WHAT THE TASK REQUIRES: Please copy the data shown below, word for word.

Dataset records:

━━━━━━━━━━━━━━━━━━━━━━━━━━━━━━

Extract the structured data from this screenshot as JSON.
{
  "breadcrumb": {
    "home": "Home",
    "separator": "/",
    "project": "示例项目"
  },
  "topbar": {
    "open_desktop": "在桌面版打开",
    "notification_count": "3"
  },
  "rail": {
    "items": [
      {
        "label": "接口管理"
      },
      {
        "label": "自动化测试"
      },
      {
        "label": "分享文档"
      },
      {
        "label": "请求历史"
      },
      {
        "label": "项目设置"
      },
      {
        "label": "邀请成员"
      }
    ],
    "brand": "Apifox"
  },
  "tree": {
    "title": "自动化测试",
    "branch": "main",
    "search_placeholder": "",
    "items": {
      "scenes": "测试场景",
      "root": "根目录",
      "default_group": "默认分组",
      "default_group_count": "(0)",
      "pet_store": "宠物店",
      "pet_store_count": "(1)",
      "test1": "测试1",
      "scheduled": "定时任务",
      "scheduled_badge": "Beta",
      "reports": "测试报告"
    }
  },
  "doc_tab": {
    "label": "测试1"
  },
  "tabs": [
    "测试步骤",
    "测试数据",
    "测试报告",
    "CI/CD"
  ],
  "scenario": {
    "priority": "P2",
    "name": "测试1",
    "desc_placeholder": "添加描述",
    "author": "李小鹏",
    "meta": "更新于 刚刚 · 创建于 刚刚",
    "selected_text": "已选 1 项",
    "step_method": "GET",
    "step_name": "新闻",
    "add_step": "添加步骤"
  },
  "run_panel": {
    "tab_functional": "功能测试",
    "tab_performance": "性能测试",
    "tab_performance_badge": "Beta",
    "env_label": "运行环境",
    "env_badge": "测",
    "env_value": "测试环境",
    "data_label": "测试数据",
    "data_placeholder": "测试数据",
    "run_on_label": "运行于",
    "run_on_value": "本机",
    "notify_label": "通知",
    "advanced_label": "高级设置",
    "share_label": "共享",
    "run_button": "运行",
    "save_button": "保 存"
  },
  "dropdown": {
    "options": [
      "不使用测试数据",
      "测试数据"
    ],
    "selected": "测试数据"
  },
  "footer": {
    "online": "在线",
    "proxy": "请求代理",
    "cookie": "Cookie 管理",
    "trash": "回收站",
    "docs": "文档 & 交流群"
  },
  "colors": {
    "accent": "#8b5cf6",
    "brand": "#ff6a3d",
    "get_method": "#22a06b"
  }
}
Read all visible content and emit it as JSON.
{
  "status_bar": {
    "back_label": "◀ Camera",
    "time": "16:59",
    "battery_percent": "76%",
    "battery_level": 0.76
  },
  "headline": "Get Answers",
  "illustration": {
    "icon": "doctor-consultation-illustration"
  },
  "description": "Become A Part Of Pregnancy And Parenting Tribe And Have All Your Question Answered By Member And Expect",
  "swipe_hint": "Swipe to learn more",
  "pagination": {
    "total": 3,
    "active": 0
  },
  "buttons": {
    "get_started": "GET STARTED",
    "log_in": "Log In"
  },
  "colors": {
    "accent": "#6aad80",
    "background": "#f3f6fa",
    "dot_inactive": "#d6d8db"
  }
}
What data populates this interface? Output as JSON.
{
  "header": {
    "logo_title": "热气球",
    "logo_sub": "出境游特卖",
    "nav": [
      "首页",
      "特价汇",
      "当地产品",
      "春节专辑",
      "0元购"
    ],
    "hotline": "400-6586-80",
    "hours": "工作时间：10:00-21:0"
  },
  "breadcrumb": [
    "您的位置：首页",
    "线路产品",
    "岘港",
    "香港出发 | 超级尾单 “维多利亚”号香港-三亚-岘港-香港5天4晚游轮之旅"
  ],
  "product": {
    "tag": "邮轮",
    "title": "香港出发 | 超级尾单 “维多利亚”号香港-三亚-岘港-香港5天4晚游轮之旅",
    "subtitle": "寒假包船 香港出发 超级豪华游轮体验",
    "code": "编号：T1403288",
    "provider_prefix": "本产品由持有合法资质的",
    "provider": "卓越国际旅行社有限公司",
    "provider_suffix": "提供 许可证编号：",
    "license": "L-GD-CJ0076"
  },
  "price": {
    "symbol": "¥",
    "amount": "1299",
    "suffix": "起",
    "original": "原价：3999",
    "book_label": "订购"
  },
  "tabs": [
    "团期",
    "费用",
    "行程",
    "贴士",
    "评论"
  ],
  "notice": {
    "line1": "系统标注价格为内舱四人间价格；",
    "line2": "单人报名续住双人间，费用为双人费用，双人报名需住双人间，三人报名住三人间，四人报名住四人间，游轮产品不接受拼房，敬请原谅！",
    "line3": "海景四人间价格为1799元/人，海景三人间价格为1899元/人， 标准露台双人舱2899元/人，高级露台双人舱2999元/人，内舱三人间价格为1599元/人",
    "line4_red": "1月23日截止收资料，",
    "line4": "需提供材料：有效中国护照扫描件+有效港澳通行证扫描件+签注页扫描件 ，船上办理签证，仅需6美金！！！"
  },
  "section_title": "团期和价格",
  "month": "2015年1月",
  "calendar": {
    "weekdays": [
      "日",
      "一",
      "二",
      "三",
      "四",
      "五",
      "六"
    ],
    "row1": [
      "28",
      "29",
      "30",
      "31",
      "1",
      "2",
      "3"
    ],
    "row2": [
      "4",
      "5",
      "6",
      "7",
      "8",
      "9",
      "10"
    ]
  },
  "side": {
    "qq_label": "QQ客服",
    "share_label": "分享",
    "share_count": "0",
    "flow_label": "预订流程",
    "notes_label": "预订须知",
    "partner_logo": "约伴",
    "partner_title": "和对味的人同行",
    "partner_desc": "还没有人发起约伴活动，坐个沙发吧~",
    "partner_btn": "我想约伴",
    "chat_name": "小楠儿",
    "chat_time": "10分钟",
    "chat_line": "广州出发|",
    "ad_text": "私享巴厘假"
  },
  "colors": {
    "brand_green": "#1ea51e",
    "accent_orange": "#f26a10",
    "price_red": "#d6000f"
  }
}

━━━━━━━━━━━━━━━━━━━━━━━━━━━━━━

THE ANSWER:
Extract the structured data from this screenshot as JSON.
{
  "breadcrumb": {
    "home": "Home",
    "separator": "/",
    "project": "示例项目"
  },
  "topbar": {
    "open_desktop": "在桌面版打开",
    "notification_count": "3"
  },
  "rail": {
    "items": [
      {
        "label": "接口管理"
      },
      {
        "label": "自动化测试"
      },
      {
        "label": "分享文档"
      },
      {
        "label": "请求历史"
      },
      {
        "label": "项目设置"
      },
      {
        "label": "邀请成员"
      }
    ],
    "brand": "Apifox"
  },
  "tree": {
    "title": "自动化测试",
    "branch": "main",
    "search_placeholder": "",
    "items": {
      "scenes": "测试场景",
      "root": "根目录",
      "default_group": "默认分组",
      "default_group_count": "(0)",
      "pet_store": "宠物店",
      "pet_store_count": "(1)",
      "test1": "测试1",
      "scheduled": "定时任务",
      "scheduled_badge": "Beta",
      "reports": "测试报告"
    }
  },
  "doc_tab": {
    "label": "测试1"
  },
  "tabs": [
    "测试步骤",
    "测试数据",
    "测试报告",
    "CI/CD"
  ],
  "scenario": {
    "priority": "P2",
    "name": "测试1",
    "desc_placeholder": "添加描述",
    "author": "李小鹏",
    "meta": "更新于 刚刚 · 创建于 刚刚",
    "selected_text": "已选 1 项",
    "step_method": "GET",
    "step_name": "新闻",
    "add_step": "添加步骤"
  },
  "run_panel": {
    "tab_functional": "功能测试",
    "tab_performance": "性能测试",
    "tab_performance_badge": "Beta",
    "env_label": "运行环境",
    "env_badge": "测",
    "env_value": "测试环境",
    "data_label": "测试数据",
    "data_placeholder": "测试数据",
    "run_on_label": "运行于",
    "run_on_value": "本机",
    "notify_label": "通知",
    "advanced_label": "高级设置",
    "share_label": "共享",
    "run_button": "运行",
    "save_button": "保 存"
  },
  "dropdown": {
    "options": [
      "不使用测试数据",
      "测试数据"
    ],
    "selected": "测试数据"
  },
  "footer": {
    "online": "在线",
    "proxy": "请求代理",
    "cookie": "Cookie 管理",
    "trash": "回收站",
    "docs": "文档 & 交流群"
  },
  "colors": {
    "accent": "#8b5cf6",
    "brand": "#ff6a3d",
    "get_method": "#22a06b"
  }
}
Read all visible content and emit it as JSON.
{
  "status_bar": {
    "back_label": "◀ Camera",
    "time": "16:59",
    "battery_percent": "76%",
    "battery_level": 0.76
  },
  "headline": "Get Answers",
  "illustration": {
    "icon": "doctor-consultation-illustration"
  },
  "description": "Become A Part Of Pregnancy And Parenting Tribe And Have All Your Question Answered By Member And Expect",
  "swipe_hint": "Swipe to learn more",
  "pagination": {
    "total": 3,
    "active": 0
  },
  "buttons": {
    "get_started": "GET STARTED",
    "log_in": "Log In"
  },
  "colors": {
    "accent": "#6aad80",
    "background": "#f3f6fa",
    "dot_inactive": "#d6d8db"
  }
}
What data populates this interface? Output as JSON.
{
  "header": {
    "logo_title": "热气球",
    "logo_sub": "出境游特卖",
    "nav": [
      "首页",
      "特价汇",
      "当地产品",
      "春节专辑",
      "0元购"
    ],
    "hotline": "400-6586-80",
    "hours": "工作时间：10:00-21:0"
  },
  "breadcrumb": [
    "您的位置：首页",
    "线路产品",
    "岘港",
    "香港出发 | 超级尾单 “维多利亚”号香港-三亚-岘港-香港5天4晚游轮之旅"
  ],
  "product": {
    "tag": "邮轮",
    "title": "香港出发 | 超级尾单 “维多利亚”号香港-三亚-岘港-香港5天4晚游轮之旅",
    "subtitle": "寒假包船 香港出发 超级豪华游轮体验",
    "code": "编号：T1403288",
    "provider_prefix": "本产品由持有合法资质的",
    "provider": "卓越国际旅行社有限公司",
    "provider_suffix": "提供 许可证编号：",
    "license": "L-GD-CJ0076"
  },
  "price": {
    "symbol": "¥",
    "amount": "1299",
    "suffix": "起",
    "original": "原价：3999",
    "book_label": "订购"
  },
  "tabs": [
    "团期",
    "费用",
    "行程",
    "贴士",
    "评论"
  ],
  "notice": {
    "line1": "系统标注价格为内舱四人间价格；",
    "line2": "单人报名续住双人间，费用为双人费用，双人报名需住双人间，三人报名住三人间，四人报名住四人间，游轮产品不接受拼房，敬请原谅！",
    "line3": "海景四人间价格为1799元/人，海景三人间价格为1899元/人， 标准露台双人舱2899元/人，高级露台双人舱2999元/人，内舱三人间价格为1599元/人",
    "line4_red": "1月23日截止收资料，",
    "line4": "需提供材料：有效中国护照扫描件+有效港澳通行证扫描件+签注页扫描件 ，船上办理签证，仅需6美金！！！"
  },
  "section_title": "团期和价格",
  "month": "2015年1月",
  "calendar": {
    "weekdays": [
      "日",
      "一",
      "二",
      "三",
      "四",
      "五",
      "六"
    ],
    "row1": [
      "28",
      "29",
      "30",
      "31",
      "1",
      "2",
      "3"
    ],
    "row2": [
      "4",
      "5",
      "6",
      "7",
      "8",
      "9",
      "10"
    ]
  },
  "side": {
    "qq_label": "QQ客服",
    "share_label": "分享",
    "share_count": "0",
    "flow_label": "预订流程",
    "notes_label": "预订须知",
    "partner_logo": "约伴",
    "partner_title": "和对味的人同行",
    "partner_desc": "还没有人发起约伴活动，坐个沙发吧~",
    "partner_btn": "我想约伴",
    "chat_name": "小楠儿",
    "chat_time": "10分钟",
    "chat_line": "广州出发|",
    "ad_text": "私享巴厘假"
  },
  "colors": {
    "brand_green": "#1ea51e",
    "accent_orange": "#f26a10",
    "price_red": "#d6000f"
  }
}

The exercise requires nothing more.